20th Session of the
UN Permanent Forum on Indigenous Issues
New York, 21 April, 2021
On the twentieth anniversary of this Permanent Forum on Indigenous Issues, I would like to express the Holy See’s appreciation for its important work and offer a few thoughts on the advancement of indigenous issues.
As we all know, the United Nations Declaration on the Rights of Indigenous Peoples (UNDRIP) insists that “indigenous peoples have the right to maintain and strengthen their distinct political, legal, economic, social and cultural institutions, while retaining their right to participate fully, if they so choose, in the political, economic, social and cultural life of the State.” These rights must be protected and promoted.
Pope Francis has encouraged not only Catholics throughout the world but all peoples to respond to the cries and hopes of indigenous peoples. In October 2019, the Pope convened a Synod, an advisory meeting of bishops and experts, focused specifically on the Amazon, listening carefully to the voices of those who live there. In February last year, he wrote an exhortation – aptly entitled “Querida Amazonia” – not only bringing to the attention of the international community the human, ecological, environmental and cultural concerns of the people of the region, but also to the importance of coming together with resolve to address these concerns, which reflect the concerns of indigenous peoples across the planet.
Solidarity with indigenous peoples always involves concern for their endangered lands. When indigenous lands are appropriated, exploited, and devastated, the problems that result not only affect the environment, but also the human person. This is a particular concern in the Amazon region, which “has been presented as an enormous empty space to be filled, a source of raw resources to be developed, a wild expanse to be domesticated.” “None of this recognizes the rights of the original peoples; it simply ignores them as if they did not exist, or acts as if the lands on which they live do not belong to them… Their lives, their concerns, their ways of struggling to survive [are] of no interest. They [are] considered more an obstacle needing to be eliminated than as human beings with the same dignity as others and possessed of their own acquired rights.”
Such attacks against the dignity of indigenous people are seen in the “grave violations of human rights and new forms of slavery affecting women in particular, the scourge of drug trafficking used as a way of subjecting the indigenous peoples, or human trafficking that exploits those expelled from their cultural context.” In the Amazon, and in similar situations in other parts of the world, indigenous peoples are being forced to migrate to the outskirts of cities where “they find no real freedom from their troubles, but rather the worst forms of enslavement, subjection and poverty…, xenophobia, sexual exploitation and human trafficking.”
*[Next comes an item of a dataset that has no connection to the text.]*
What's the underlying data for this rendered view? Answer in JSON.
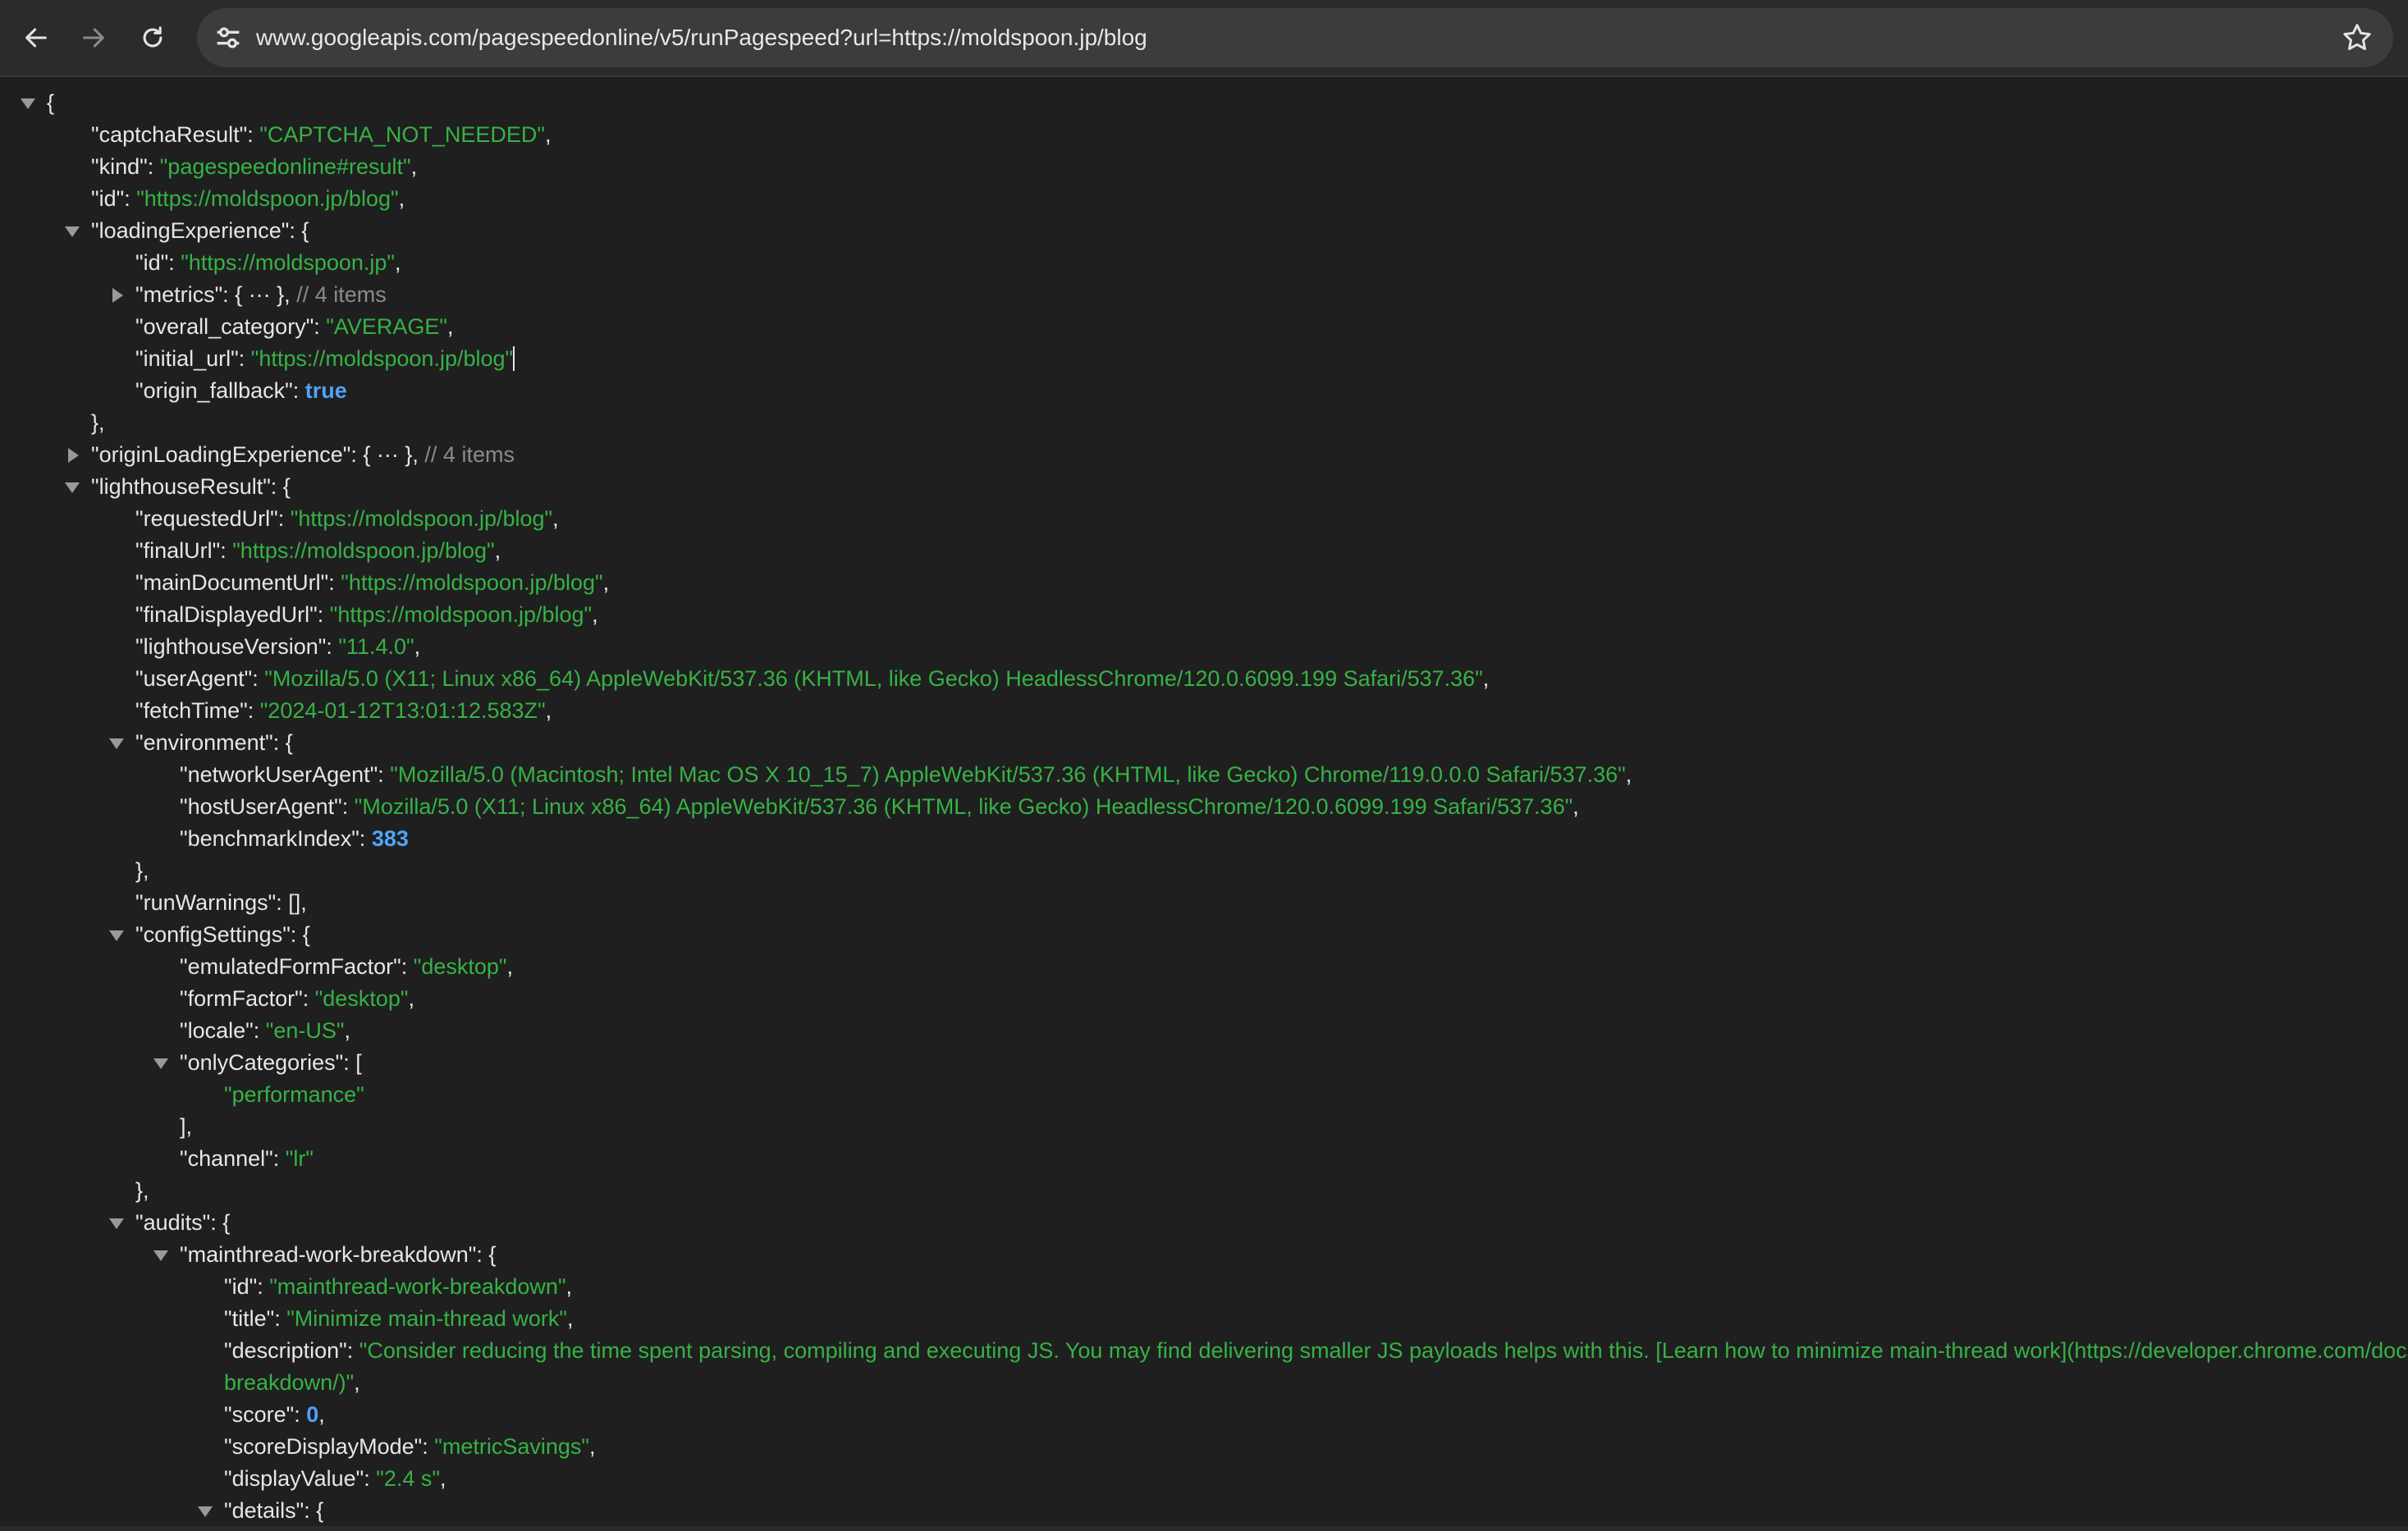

Responding to these concerns is vital in today’s interconnected world and has become even more pressing during the COVID-19 pandemic. When addressing the interests of indigenous peoples, it is vital to recognize that “globalization cannot mean a uniformity that ignores diversity and imposes a new kind of colonialism. Rather, [we must] create alternatives based on solidarity… [W]hen diversities are articulated and mutually enriching, communion between peoples flourishes and comes to life.”
As Pope Francis has further stressed, particularly in the context of development, that wemust never forget that indigenous peoples have a “different notion of progress, often more humanistic than the modern culture of developed peoples. Theirs is not a culture meant to benefit the powerful… No authentic, profound and enduring change is possible unless it starts from the different cultures, particularly those of the poor.”
Thank you, Madam Chair.
 UNGA Resolution A/RES/61/295.
 Pope Francis, Querida Amazonia, 2 February 2020, 12.
 Pope Francis, Querida Amazonia, 2 February 2020, 14.
 Pope Francis, Querida Amazonia, 2 February 2020, 10.
 Pope Francis, Message of the Holy Father Francis to the Organisers and Participants at the Fifth Global Meeting of the Indigenous Peoples’ Forum, 2 February 2021.
 Pope Francis, Fratelli Tutti, 220.